What you will do →
Would you reproduce the data below exactly, please, leaving out its images?
Listed entries Start Marker
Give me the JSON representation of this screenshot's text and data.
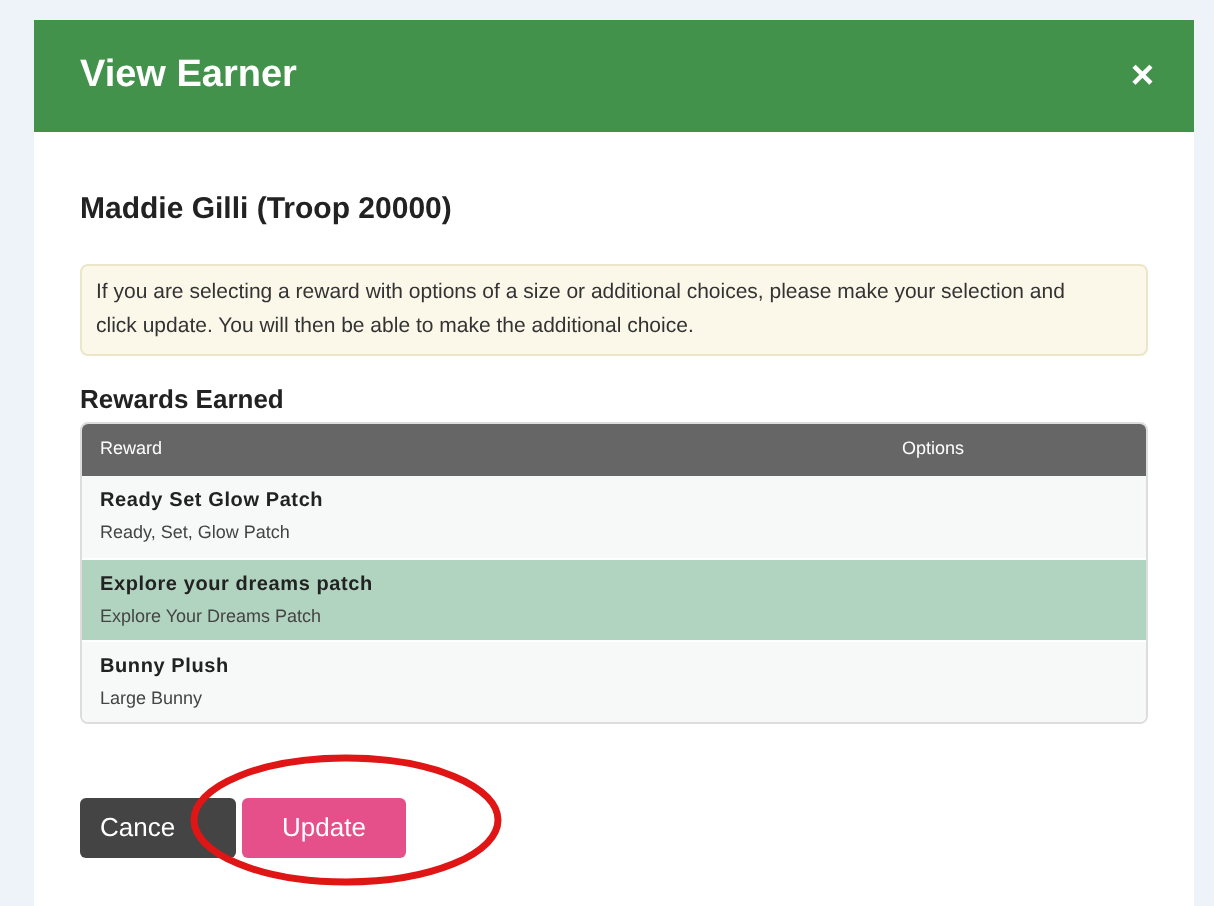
{
  "dialog": {
    "title": "View Earner",
    "close": "×"
  },
  "earner": "Maddie Gilli (Troop 20000)",
  "notice": "If you are selecting a reward with options of a size or additional choices, please make your selection and click update. You will then be able to make the additional choice.",
  "section_title": "Rewards Earned",
  "table": {
    "columns": [
      "Reward",
      "Options"
    ],
    "rows": [
      {
        "title": "Ready Set Glow Patch",
        "subtitle": "Ready, Set, Glow Patch",
        "selected": false
      },
      {
        "title": "Explore your dreams patch",
        "subtitle": "Explore Your Dreams Patch",
        "selected": true
      },
      {
        "title": "Bunny Plush",
        "subtitle": "Large Bunny",
        "selected": false
      }
    ]
  },
  "buttons": [
    {
      "label": "Cance",
      "kind": "cancel"
    },
    {
      "label": "Update",
      "kind": "primary"
    }
  ]
}
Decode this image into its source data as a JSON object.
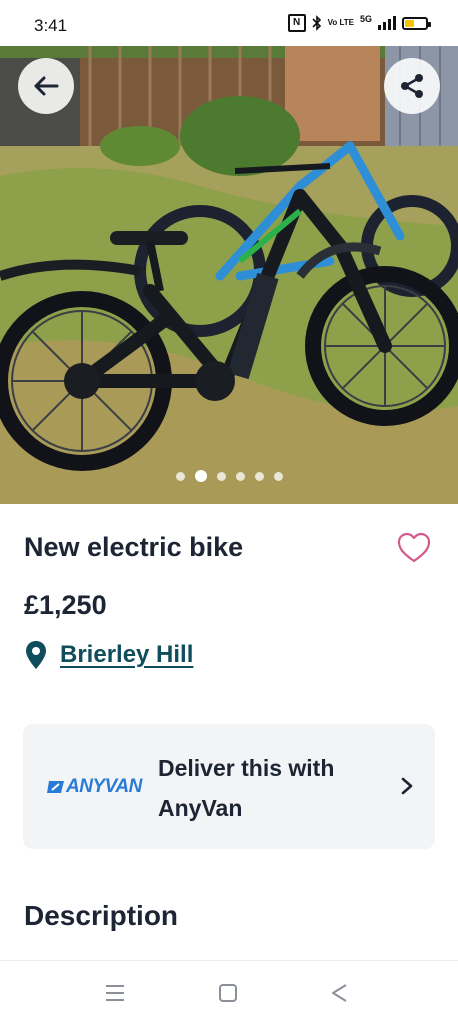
{
  "status_bar": {
    "time": "3:41",
    "network": "5G",
    "volte": "Vo LTE",
    "battery_level": 0.35,
    "battery_color": "#f5c400"
  },
  "gallery": {
    "image_count": 6,
    "active_index": 1,
    "back_icon": "arrow-left-icon",
    "share_icon": "share-icon"
  },
  "listing": {
    "title": "New electric bike",
    "price": "£1,250",
    "location": "Brierley Hill",
    "favorite_icon": "heart-outline-icon",
    "location_icon": "map-pin-icon"
  },
  "delivery": {
    "logo_text": "ANYVAN",
    "text": "Deliver this with AnyVan",
    "chevron_icon": "chevron-right-icon"
  },
  "description": {
    "heading": "Description"
  },
  "colors": {
    "text_primary": "#1d2433",
    "link": "#0f4c5c",
    "heart": "#d45a8c",
    "anyvan_blue": "#2a7bd6",
    "card_bg": "#f3f4f6"
  },
  "system_nav": [
    "menu-icon",
    "home-icon",
    "back-triangle-icon"
  ]
}
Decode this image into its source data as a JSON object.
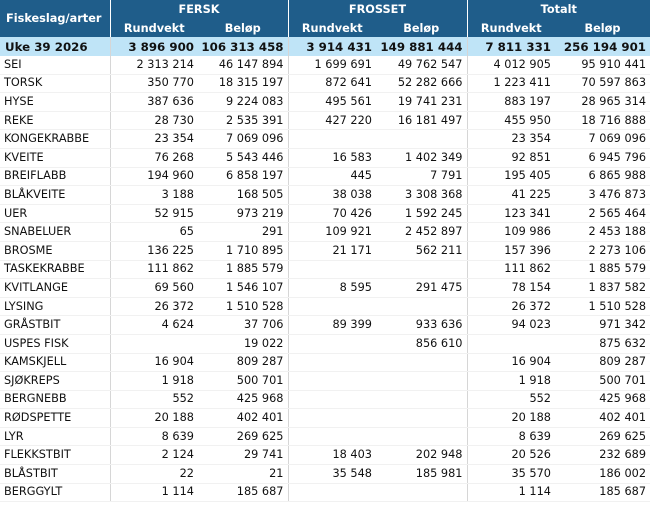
{
  "header": {
    "corner": "Fiskeslag/arter",
    "groups": [
      "FERSK",
      "FROSSET",
      "Totalt"
    ],
    "sub": [
      "Rundvekt",
      "Beløp",
      "Rundvekt",
      "Beløp",
      "Rundvekt",
      "Beløp"
    ]
  },
  "total": [
    "Uke 39 2026",
    "3 896 900",
    "106 313 458",
    "3 914 431",
    "149 881 444",
    "7 811 331",
    "256 194 901"
  ],
  "rows": [
    [
      "SEI",
      "2 313 214",
      "46 147 894",
      "1 699 691",
      "49 762 547",
      "4 012 905",
      "95 910 441"
    ],
    [
      "TORSK",
      "350 770",
      "18 315 197",
      "872 641",
      "52 282 666",
      "1 223 411",
      "70 597 863"
    ],
    [
      "HYSE",
      "387 636",
      "9 224 083",
      "495 561",
      "19 741 231",
      "883 197",
      "28 965 314"
    ],
    [
      "REKE",
      "28 730",
      "2 535 391",
      "427 220",
      "16 181 497",
      "455 950",
      "18 716 888"
    ],
    [
      "KONGEKRABBE",
      "23 354",
      "7 069 096",
      "",
      "",
      "23 354",
      "7 069 096"
    ],
    [
      "KVEITE",
      "76 268",
      "5 543 446",
      "16 583",
      "1 402 349",
      "92 851",
      "6 945 796"
    ],
    [
      "BREIFLABB",
      "194 960",
      "6 858 197",
      "445",
      "7 791",
      "195 405",
      "6 865 988"
    ],
    [
      "BLÅKVEITE",
      "3 188",
      "168 505",
      "38 038",
      "3 308 368",
      "41 225",
      "3 476 873"
    ],
    [
      "UER",
      "52 915",
      "973 219",
      "70 426",
      "1 592 245",
      "123 341",
      "2 565 464"
    ],
    [
      "SNABELUER",
      "65",
      "291",
      "109 921",
      "2 452 897",
      "109 986",
      "2 453 188"
    ],
    [
      "BROSME",
      "136 225",
      "1 710 895",
      "21 171",
      "562 211",
      "157 396",
      "2 273 106"
    ],
    [
      "TASKEKRABBE",
      "111 862",
      "1 885 579",
      "",
      "",
      "111 862",
      "1 885 579"
    ],
    [
      "KVITLANGE",
      "69 560",
      "1 546 107",
      "8 595",
      "291 475",
      "78 154",
      "1 837 582"
    ],
    [
      "LYSING",
      "26 372",
      "1 510 528",
      "",
      "",
      "26 372",
      "1 510 528"
    ],
    [
      "GRÅSTBIT",
      "4 624",
      "37 706",
      "89 399",
      "933 636",
      "94 023",
      "971 342"
    ],
    [
      "USPES FISK",
      "",
      "19 022",
      "",
      "856 610",
      "",
      "875 632"
    ],
    [
      "KAMSKJELL",
      "16 904",
      "809 287",
      "",
      "",
      "16 904",
      "809 287"
    ],
    [
      "SJØKREPS",
      "1 918",
      "500 701",
      "",
      "",
      "1 918",
      "500 701"
    ],
    [
      "BERGNEBB",
      "552",
      "425 968",
      "",
      "",
      "552",
      "425 968"
    ],
    [
      "RØDSPETTE",
      "20 188",
      "402 401",
      "",
      "",
      "20 188",
      "402 401"
    ],
    [
      "LYR",
      "8 639",
      "269 625",
      "",
      "",
      "8 639",
      "269 625"
    ],
    [
      "FLEKKSTBIT",
      "2 124",
      "29 741",
      "18 403",
      "202 948",
      "20 526",
      "232 689"
    ],
    [
      "BLÅSTBIT",
      "22",
      "21",
      "35 548",
      "185 981",
      "35 570",
      "186 002"
    ],
    [
      "BERGGYLT",
      "1 114",
      "185 687",
      "",
      "",
      "1 114",
      "185 687"
    ]
  ]
}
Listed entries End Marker
Completed task →
Give me the JSON representation of this screenshot's text and data.
{
  "dialog": {
    "title": "View Earner",
    "close": "×"
  },
  "earner": "Maddie Gilli (Troop 20000)",
  "notice": "If you are selecting a reward with options of a size or additional choices, please make your selection and click update. You will then be able to make the additional choice.",
  "section_title": "Rewards Earned",
  "table": {
    "columns": [
      "Reward",
      "Options"
    ],
    "rows": [
      {
        "title": "Ready Set Glow Patch",
        "subtitle": "Ready, Set, Glow Patch",
        "selected": false
      },
      {
        "title": "Explore your dreams patch",
        "subtitle": "Explore Your Dreams Patch",
        "selected": true
      },
      {
        "title": "Bunny Plush",
        "subtitle": "Large Bunny",
        "selected": false
      }
    ]
  },
  "buttons": [
    {
      "label": "Cance",
      "kind": "cancel"
    },
    {
      "label": "Update",
      "kind": "primary"
    }
  ]
}
Decode this image into its source data as a JSON object.
{
  "status_bar": {
    "time": "3:41",
    "network": "5G",
    "volte": "Vo LTE",
    "battery_level": 0.35,
    "battery_color": "#f5c400"
  },
  "gallery": {
    "image_count": 6,
    "active_index": 1,
    "back_icon": "arrow-left-icon",
    "share_icon": "share-icon"
  },
  "listing": {
    "title": "New electric bike",
    "price": "£1,250",
    "location": "Brierley Hill",
    "favorite_icon": "heart-outline-icon",
    "location_icon": "map-pin-icon"
  },
  "delivery": {
    "logo_text": "ANYVAN",
    "text": "Deliver this with AnyVan",
    "chevron_icon": "chevron-right-icon"
  },
  "description": {
    "heading": "Description"
  },
  "colors": {
    "text_primary": "#1d2433",
    "link": "#0f4c5c",
    "heart": "#d45a8c",
    "anyvan_blue": "#2a7bd6",
    "card_bg": "#f3f4f6"
  },
  "system_nav": [
    "menu-icon",
    "home-icon",
    "back-triangle-icon"
  ]
}
Decode this image into its source data as a JSON object.
{
  "header": {
    "corner": "Fiskeslag/arter",
    "groups": [
      "FERSK",
      "FROSSET",
      "Totalt"
    ],
    "sub": [
      "Rundvekt",
      "Beløp",
      "Rundvekt",
      "Beløp",
      "Rundvekt",
      "Beløp"
    ]
  },
  "total": [
    "Uke 39 2026",
    "3 896 900",
    "106 313 458",
    "3 914 431",
    "149 881 444",
    "7 811 331",
    "256 194 901"
  ],
  "rows": [
    [
      "SEI",
      "2 313 214",
      "46 147 894",
      "1 699 691",
      "49 762 547",
      "4 012 905",
      "95 910 441"
    ],
    [
      "TORSK",
      "350 770",
      "18 315 197",
      "872 641",
      "52 282 666",
      "1 223 411",
      "70 597 863"
    ],
    [
      "HYSE",
      "387 636",
      "9 224 083",
      "495 561",
      "19 741 231",
      "883 197",
      "28 965 314"
    ],
    [
      "REKE",
      "28 730",
      "2 535 391",
      "427 220",
      "16 181 497",
      "455 950",
      "18 716 888"
    ],
    [
      "KONGEKRABBE",
      "23 354",
      "7 069 096",
      "",
      "",
      "23 354",
      "7 069 096"
    ],
    [
      "KVEITE",
      "76 268",
      "5 543 446",
      "16 583",
      "1 402 349",
      "92 851",
      "6 945 796"
    ],
    [
      "BREIFLABB",
      "194 960",
      "6 858 197",
      "445",
      "7 791",
      "195 405",
      "6 865 988"
    ],
    [
      "BLÅKVEITE",
      "3 188",
      "168 505",
      "38 038",
      "3 308 368",
      "41 225",
      "3 476 873"
    ],
    [
      "UER",
      "52 915",
      "973 219",
      "70 426",
      "1 592 245",
      "123 341",
      "2 565 464"
    ],
    [
      "SNABELUER",
      "65",
      "291",
      "109 921",
      "2 452 897",
      "109 986",
      "2 453 188"
    ],
    [
      "BROSME",
      "136 225",
      "1 710 895",
      "21 171",
      "562 211",
      "157 396",
      "2 273 106"
    ],
    [
      "TASKEKRABBE",
      "111 862",
      "1 885 579",
      "",
      "",
      "111 862",
      "1 885 579"
    ],
    [
      "KVITLANGE",
      "69 560",
      "1 546 107",
      "8 595",
      "291 475",
      "78 154",
      "1 837 582"
    ],
    [
      "LYSING",
      "26 372",
      "1 510 528",
      "",
      "",
      "26 372",
      "1 510 528"
    ],
    [
      "GRÅSTBIT",
      "4 624",
      "37 706",
      "89 399",
      "933 636",
      "94 023",
      "971 342"
    ],
    [
      "USPES FISK",
      "",
      "19 022",
      "",
      "856 610",
      "",
      "875 632"
    ],
    [
      "KAMSKJELL",
      "16 904",
      "809 287",
      "",
      "",
      "16 904",
      "809 287"
    ],
    [
      "SJØKREPS",
      "1 918",
      "500 701",
      "",
      "",
      "1 918",
      "500 701"
    ],
    [
      "BERGNEBB",
      "552",
      "425 968",
      "",
      "",
      "552",
      "425 968"
    ],
    [
      "RØDSPETTE",
      "20 188",
      "402 401",
      "",
      "",
      "20 188",
      "402 401"
    ],
    [
      "LYR",
      "8 639",
      "269 625",
      "",
      "",
      "8 639",
      "269 625"
    ],
    [
      "FLEKKSTBIT",
      "2 124",
      "29 741",
      "18 403",
      "202 948",
      "20 526",
      "232 689"
    ],
    [
      "BLÅSTBIT",
      "22",
      "21",
      "35 548",
      "185 981",
      "35 570",
      "186 002"
    ],
    [
      "BERGGYLT",
      "1 114",
      "185 687",
      "",
      "",
      "1 114",
      "185 687"
    ]
  ]
}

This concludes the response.